### Aim of the exercise:
Wherever the listing holds a picture, leave it out, and copy the remainder exactly.

### Data under study:
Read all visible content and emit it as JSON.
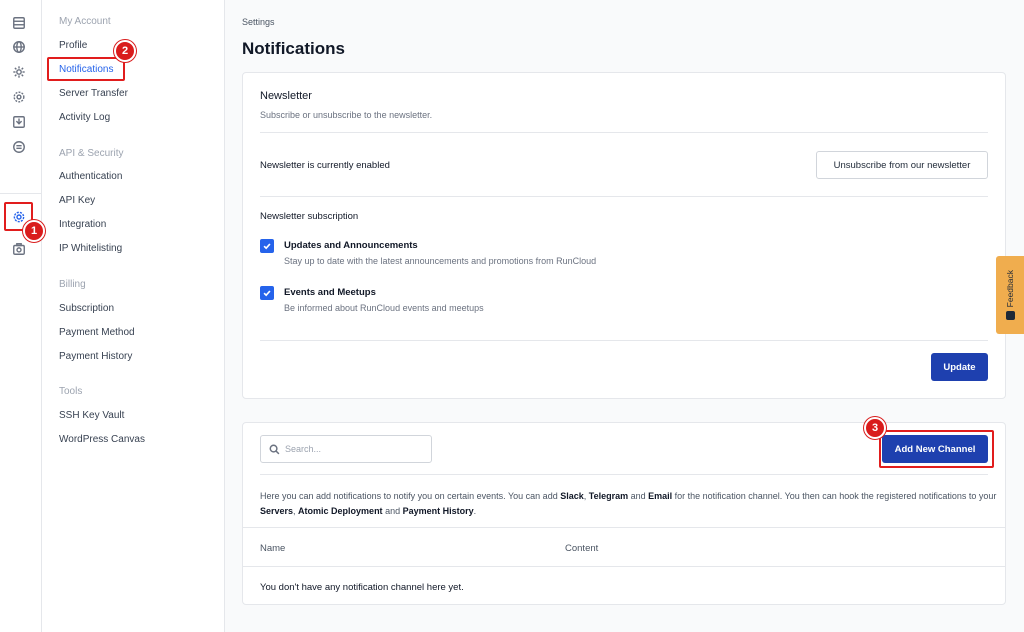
{
  "rail": {
    "icons": [
      "servers-icon",
      "globe-icon",
      "cog-icon",
      "cloud-settings-icon",
      "download-icon",
      "network-icon",
      "settings-gear-icon",
      "camera-icon"
    ]
  },
  "menu": {
    "groups": {
      "account": "My Account",
      "api": "API & Security",
      "billing": "Billing",
      "tools": "Tools"
    },
    "items": {
      "profile": "Profile",
      "notifications": "Notifications",
      "server_transfer": "Server Transfer",
      "activity_log": "Activity Log",
      "authentication": "Authentication",
      "api_key": "API Key",
      "integration": "Integration",
      "ip_whitelisting": "IP Whitelisting",
      "subscription": "Subscription",
      "payment_method": "Payment Method",
      "payment_history": "Payment History",
      "ssh_key_vault": "SSH Key Vault",
      "wordpress_canvas": "WordPress Canvas"
    }
  },
  "breadcrumb": "Settings",
  "page_title": "Notifications",
  "newsletter": {
    "title": "Newsletter",
    "subtitle": "Subscribe or unsubscribe to the newsletter.",
    "status": "Newsletter is currently enabled",
    "unsubscribe_label": "Unsubscribe from our newsletter",
    "subscription_label": "Newsletter subscription",
    "options": [
      {
        "title": "Updates and Announcements",
        "desc": "Stay up to date with the latest announcements and promotions from RunCloud",
        "checked": true
      },
      {
        "title": "Events and Meetups",
        "desc": "Be informed about RunCloud events and meetups",
        "checked": true
      }
    ],
    "update_label": "Update"
  },
  "channels": {
    "search_placeholder": "Search...",
    "add_label": "Add New Channel",
    "info": {
      "p1": "Here you can add notifications to notify you on certain events. You can add ",
      "slack": "Slack",
      "p2": ", ",
      "telegram": "Telegram",
      "p3": " and ",
      "email": "Email",
      "p4": " for the notification channel. You then can hook the registered notifications to your ",
      "servers": "Servers",
      "p5": ", ",
      "atomic": "Atomic Deployment",
      "p6": " and ",
      "payment": "Payment History",
      "p7": "."
    },
    "columns": [
      "Name",
      "Content"
    ],
    "empty": "You don't have any notification channel here yet."
  },
  "feedback_label": "Feedback",
  "annotations": [
    "1",
    "2",
    "3"
  ],
  "colors": {
    "accent": "#2563eb",
    "primary_button": "#1e40af",
    "highlight": "#e11d1d",
    "feedback": "#f0ad4e"
  }
}
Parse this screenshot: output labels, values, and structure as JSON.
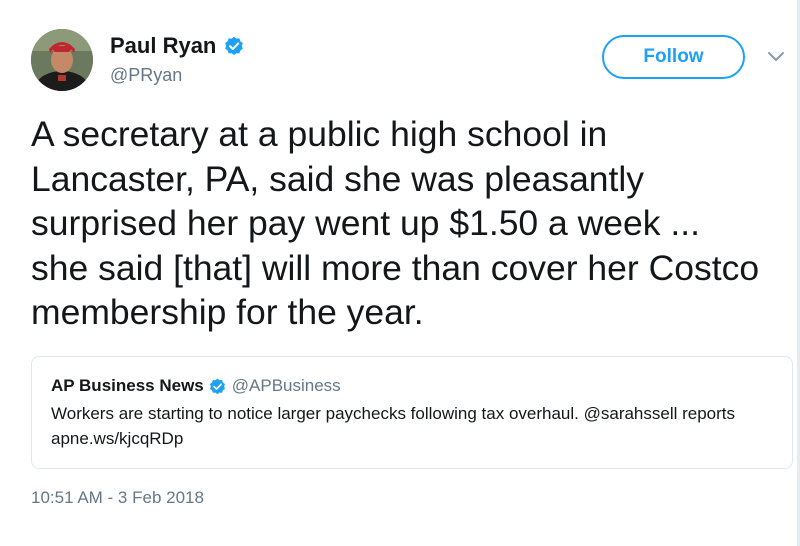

### Exercise solution:
Read all visible content and emit it as JSON.
{
  "rail": {
    "icons": [
      "servers-icon",
      "globe-icon",
      "cog-icon",
      "cloud-settings-icon",
      "download-icon",
      "network-icon",
      "settings-gear-icon",
      "camera-icon"
    ]
  },
  "menu": {
    "groups": {
      "account": "My Account",
      "api": "API & Security",
      "billing": "Billing",
      "tools": "Tools"
    },
    "items": {
      "profile": "Profile",
      "notifications": "Notifications",
      "server_transfer": "Server Transfer",
      "activity_log": "Activity Log",
      "authentication": "Authentication",
      "api_key": "API Key",
      "integration": "Integration",
      "ip_whitelisting": "IP Whitelisting",
      "subscription": "Subscription",
      "payment_method": "Payment Method",
      "payment_history": "Payment History",
      "ssh_key_vault": "SSH Key Vault",
      "wordpress_canvas": "WordPress Canvas"
    }
  },
  "breadcrumb": "Settings",
  "page_title": "Notifications",
  "newsletter": {
    "title": "Newsletter",
    "subtitle": "Subscribe or unsubscribe to the newsletter.",
    "status": "Newsletter is currently enabled",
    "unsubscribe_label": "Unsubscribe from our newsletter",
    "subscription_label": "Newsletter subscription",
    "options": [
      {
        "title": "Updates and Announcements",
        "desc": "Stay up to date with the latest announcements and promotions from RunCloud",
        "checked": true
      },
      {
        "title": "Events and Meetups",
        "desc": "Be informed about RunCloud events and meetups",
        "checked": true
      }
    ],
    "update_label": "Update"
  },
  "channels": {
    "search_placeholder": "Search...",
    "add_label": "Add New Channel",
    "info": {
      "p1": "Here you can add notifications to notify you on certain events. You can add ",
      "slack": "Slack",
      "p2": ", ",
      "telegram": "Telegram",
      "p3": " and ",
      "email": "Email",
      "p4": " for the notification channel. You then can hook the registered notifications to your ",
      "servers": "Servers",
      "p5": ", ",
      "atomic": "Atomic Deployment",
      "p6": " and ",
      "payment": "Payment History",
      "p7": "."
    },
    "columns": [
      "Name",
      "Content"
    ],
    "empty": "You don't have any notification channel here yet."
  },
  "feedback_label": "Feedback",
  "annotations": [
    "1",
    "2",
    "3"
  ],
  "colors": {
    "accent": "#2563eb",
    "primary_button": "#1e40af",
    "highlight": "#e11d1d",
    "feedback": "#f0ad4e"
  }
}
Parse this screenshot: output labels, values, and structure as JSON.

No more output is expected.